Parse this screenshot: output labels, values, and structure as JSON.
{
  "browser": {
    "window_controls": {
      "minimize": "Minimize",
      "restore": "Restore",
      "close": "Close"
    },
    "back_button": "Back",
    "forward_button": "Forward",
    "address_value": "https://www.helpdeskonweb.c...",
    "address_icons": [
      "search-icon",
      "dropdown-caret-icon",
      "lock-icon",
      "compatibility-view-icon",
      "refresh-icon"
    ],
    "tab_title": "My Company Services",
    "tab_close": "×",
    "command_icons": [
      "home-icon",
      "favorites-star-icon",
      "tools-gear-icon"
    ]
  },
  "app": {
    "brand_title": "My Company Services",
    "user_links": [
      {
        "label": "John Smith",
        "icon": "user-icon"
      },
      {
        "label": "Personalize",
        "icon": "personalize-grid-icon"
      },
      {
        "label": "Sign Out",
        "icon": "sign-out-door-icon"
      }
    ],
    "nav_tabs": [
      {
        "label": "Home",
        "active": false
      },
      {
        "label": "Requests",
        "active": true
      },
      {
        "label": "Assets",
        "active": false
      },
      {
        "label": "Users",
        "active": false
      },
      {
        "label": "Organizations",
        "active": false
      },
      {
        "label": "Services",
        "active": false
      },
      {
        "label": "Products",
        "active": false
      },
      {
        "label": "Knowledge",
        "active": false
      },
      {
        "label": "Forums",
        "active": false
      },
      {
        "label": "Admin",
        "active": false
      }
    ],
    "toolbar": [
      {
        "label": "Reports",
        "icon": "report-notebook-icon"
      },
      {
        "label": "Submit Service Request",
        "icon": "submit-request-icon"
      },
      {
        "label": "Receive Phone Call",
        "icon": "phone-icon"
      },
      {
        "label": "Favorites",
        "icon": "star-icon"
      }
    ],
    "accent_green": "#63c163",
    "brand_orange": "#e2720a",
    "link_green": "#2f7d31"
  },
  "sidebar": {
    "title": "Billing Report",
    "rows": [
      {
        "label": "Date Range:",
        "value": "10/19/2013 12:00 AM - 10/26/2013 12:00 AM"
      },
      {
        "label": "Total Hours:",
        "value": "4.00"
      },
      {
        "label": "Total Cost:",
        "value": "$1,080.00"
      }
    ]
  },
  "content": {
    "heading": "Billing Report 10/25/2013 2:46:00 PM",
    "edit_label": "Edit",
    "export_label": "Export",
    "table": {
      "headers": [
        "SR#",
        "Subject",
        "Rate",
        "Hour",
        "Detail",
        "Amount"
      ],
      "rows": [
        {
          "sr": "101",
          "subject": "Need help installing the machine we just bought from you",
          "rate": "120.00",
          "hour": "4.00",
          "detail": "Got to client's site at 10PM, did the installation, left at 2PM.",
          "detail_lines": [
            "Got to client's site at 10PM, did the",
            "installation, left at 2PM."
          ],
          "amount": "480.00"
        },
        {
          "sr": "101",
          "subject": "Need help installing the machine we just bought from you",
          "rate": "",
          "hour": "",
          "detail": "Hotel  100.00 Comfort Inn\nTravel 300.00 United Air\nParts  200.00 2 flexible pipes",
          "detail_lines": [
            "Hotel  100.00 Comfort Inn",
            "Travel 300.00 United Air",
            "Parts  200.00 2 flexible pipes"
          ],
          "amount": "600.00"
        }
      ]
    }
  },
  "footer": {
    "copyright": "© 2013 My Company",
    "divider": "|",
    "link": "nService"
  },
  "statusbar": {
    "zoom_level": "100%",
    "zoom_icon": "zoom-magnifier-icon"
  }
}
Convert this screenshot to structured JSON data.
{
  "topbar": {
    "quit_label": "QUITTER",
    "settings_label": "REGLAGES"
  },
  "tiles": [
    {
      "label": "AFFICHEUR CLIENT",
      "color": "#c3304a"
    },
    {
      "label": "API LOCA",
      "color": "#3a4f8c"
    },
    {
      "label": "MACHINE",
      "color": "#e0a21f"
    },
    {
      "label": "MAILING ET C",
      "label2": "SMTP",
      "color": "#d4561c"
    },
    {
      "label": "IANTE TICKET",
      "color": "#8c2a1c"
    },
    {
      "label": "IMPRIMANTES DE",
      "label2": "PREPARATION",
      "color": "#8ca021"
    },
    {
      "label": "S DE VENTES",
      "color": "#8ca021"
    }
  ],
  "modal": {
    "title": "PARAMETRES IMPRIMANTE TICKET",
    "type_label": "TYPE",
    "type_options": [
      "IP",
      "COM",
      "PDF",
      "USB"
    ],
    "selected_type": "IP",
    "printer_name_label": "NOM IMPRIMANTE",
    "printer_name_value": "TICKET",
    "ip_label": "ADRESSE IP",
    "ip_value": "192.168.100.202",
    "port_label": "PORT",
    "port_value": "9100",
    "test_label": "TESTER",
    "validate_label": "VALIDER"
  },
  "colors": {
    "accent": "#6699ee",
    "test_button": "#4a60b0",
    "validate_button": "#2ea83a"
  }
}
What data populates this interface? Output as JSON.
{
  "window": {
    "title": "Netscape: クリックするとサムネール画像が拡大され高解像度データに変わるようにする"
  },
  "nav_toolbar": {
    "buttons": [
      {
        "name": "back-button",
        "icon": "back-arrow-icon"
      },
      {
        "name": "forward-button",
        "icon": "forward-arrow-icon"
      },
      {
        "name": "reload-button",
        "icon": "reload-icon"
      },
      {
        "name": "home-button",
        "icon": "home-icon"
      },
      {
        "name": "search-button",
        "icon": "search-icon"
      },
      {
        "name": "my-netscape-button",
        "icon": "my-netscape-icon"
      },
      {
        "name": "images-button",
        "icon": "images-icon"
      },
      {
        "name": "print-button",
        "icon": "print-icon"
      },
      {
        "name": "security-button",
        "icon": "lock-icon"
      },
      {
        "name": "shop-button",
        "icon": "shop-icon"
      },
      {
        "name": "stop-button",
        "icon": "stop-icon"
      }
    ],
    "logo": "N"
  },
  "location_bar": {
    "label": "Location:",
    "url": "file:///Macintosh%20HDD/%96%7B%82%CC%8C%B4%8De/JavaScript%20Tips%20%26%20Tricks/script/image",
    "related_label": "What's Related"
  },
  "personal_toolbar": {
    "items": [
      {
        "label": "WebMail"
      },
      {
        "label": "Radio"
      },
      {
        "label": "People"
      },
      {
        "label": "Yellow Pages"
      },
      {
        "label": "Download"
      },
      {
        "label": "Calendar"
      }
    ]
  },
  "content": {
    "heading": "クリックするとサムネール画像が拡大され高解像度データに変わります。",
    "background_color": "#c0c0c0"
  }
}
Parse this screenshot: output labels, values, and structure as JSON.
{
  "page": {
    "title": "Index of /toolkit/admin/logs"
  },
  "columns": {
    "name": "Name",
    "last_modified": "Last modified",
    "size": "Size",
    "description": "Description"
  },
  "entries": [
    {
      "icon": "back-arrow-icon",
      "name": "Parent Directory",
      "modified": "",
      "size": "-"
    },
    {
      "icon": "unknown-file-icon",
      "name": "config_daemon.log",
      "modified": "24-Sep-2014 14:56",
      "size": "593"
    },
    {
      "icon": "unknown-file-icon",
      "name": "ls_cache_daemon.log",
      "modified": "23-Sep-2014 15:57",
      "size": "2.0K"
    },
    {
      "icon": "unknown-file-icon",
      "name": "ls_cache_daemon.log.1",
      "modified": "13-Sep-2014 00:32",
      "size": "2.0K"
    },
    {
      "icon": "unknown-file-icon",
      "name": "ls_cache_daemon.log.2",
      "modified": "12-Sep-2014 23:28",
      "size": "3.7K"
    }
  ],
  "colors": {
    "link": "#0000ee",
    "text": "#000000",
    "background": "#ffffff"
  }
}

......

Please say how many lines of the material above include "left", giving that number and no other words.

2